Nobody should ever pay a 25% interest rate to a credit-card issuer.
With that said, the understandable urge to pass a law capping what banks can charge could hurt the very people it’s meant to help, and cause other problems that may ravage people’s finances even worse.
On Thursday, Democrats Bernie Sanders and Alexandria Ocasio-Cortez introduced new legislation that would cap credit-card interest rates at 15%, and require the U.S. Postal Service to offer basic banking services for those who can’t afford a traditional bank.
The bill addresses legitimate problems. Millions of Americans are “unbanked” or “underbanked,” with limited access to modern financial tools that help people get ahead. And high rates often charged to low-income borrowers can lock in an unbreakable cycle of debt and poverty.
Solutions aren’t as obvious as they seem, however. Banks would lose revenue if there were a federal cap on card interest rates, which is why they oppose such a move. Don’t cry for them.
Banks would be fine, but they’d make other adjustments that the New York City congresswoman and Vermont senator may not be anticipating. Banks set rates according to the riskiness of the borrower — and if 15% were the most they could charge for what are basically loans via credit card, they’d curtail borrowing limits. It could result in credit to fewer people.
Some consumers with weak credit might not even be able to get a card —even if they paid off the balance each month and never paid interest. Fees might also rise just for having a card. And people who do get cards might try to borrow more via plastic, if rates were lower and it cost them less (another wrong incentive).
So unintended consequences of a cap would include less access to credit for some and more credit-card debt, at a slightly less onerous rate, for others.
People run up costly credit-card balances for a couple reasons. Some people are just uninformed or undisciplined consumers. The best solution there is consumer education, along with new tools like financial-planning apps that can help people manage money, and send alerts when spending levels are too high.
Others rely on credit cards because they simply lack the cash to buy basics when they need them, which is a tougher problem.
As bad as credit-card debt is, it’s better than borrowing from a payday lender or illicit loan shark. The core solutions here are improved financial literacy, better skills and stronger earning power for the most vulnerable consumers. None of those are a quick fix.
That speaks to the second part of the Sander-AOC plan, which is postal banking. The postal service has outlets in most American communities, and it already cashes government-issued checks. So why not expand that to basic financial services? Other countries do, including France, the U.K., Germany, Japan and South Korea.
This could work, but only if done carefully. It’s possible for the postal service to offer savings and checking accounts, debit cards, ATMs for cash withdrawal and other basic services that entail little risk. There are legitimate questions about whether an agency backed by the federal government should compete for customers with private-sector banks.
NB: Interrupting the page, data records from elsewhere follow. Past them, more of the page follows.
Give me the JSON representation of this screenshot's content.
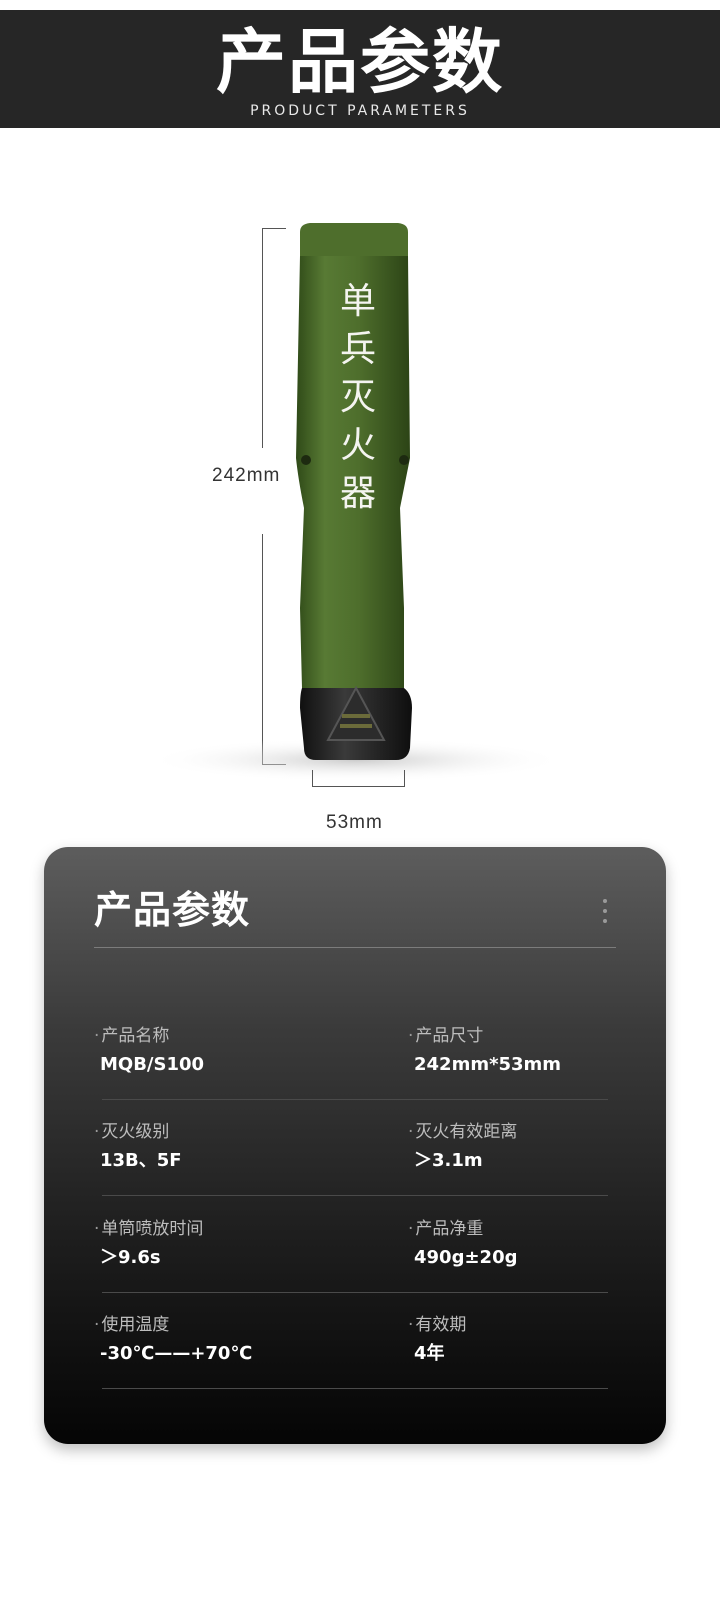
{
  "header": {
    "title": "产品参数",
    "subtitle": "PRODUCT PARAMETERS"
  },
  "product": {
    "label": "单兵灭火器",
    "height_label": "242mm",
    "width_label": "53mm",
    "body_color": "#4f6e2f",
    "base_color": "#1f1f1f"
  },
  "card": {
    "title": "产品参数",
    "params": [
      {
        "label": "产品名称",
        "value": "MQB/S100"
      },
      {
        "label": "产品尺寸",
        "value": "242mm*53mm"
      },
      {
        "label": "灭火级别",
        "value": "13B、5F"
      },
      {
        "label": "灭火有效距离",
        "value": "＞3.1m"
      },
      {
        "label": "单筒喷放时间",
        "value": "＞9.6s"
      },
      {
        "label": "产品净重",
        "value": "490g±20g"
      },
      {
        "label": "使用温度",
        "value": "-30℃——+70℃"
      },
      {
        "label": "有效期",
        "value": "4年"
      }
    ]
  }
}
But it would be possible to tailor a menu of postal financial services so narrowly that there’d be little overlap.
The legislative proposal would go further, requiring the postal service to offer low-interest loans— and this is where the problem begins.
Anybody making a loan faces a risk of not getting their money back, which is why banks do extensive research to establish creditworthiness standards. That’s a core expertise of banking. Riskier borrowers pay higher interest rates, because it’s more likely they’ll default on a loan.
People banking with the postal service, instead of an established bank, would probably be risker borrowers, by nature. So “low interest” loans that aren’t priced to account for the risk of default would have to be subsidized by taxpayers (or by somebody).
Washington did this in the past with housing, and it contributed to the gigantic housing bust that caused the Great Recession of 2009. The postal service is already a chronic money-loser, and that problem could get dramatically worse if it started making loans.
Credit used to be something Americans used sparingly, for a major investment like a home—if they could get it at all. By contrast, credit cards are a modern innovation that enticed everybody to spend more, and worry about paying for it later.
That now seems to have created an expectation that everybody is entitled to credit— even if you might not be able to pay back what you borrow. Maybe we should rethink that.
Rick Newman is the author of four books, including “Rebounders: How Winners Pivot from Setback to Success.” Follow him on Twitter: @rickjnewman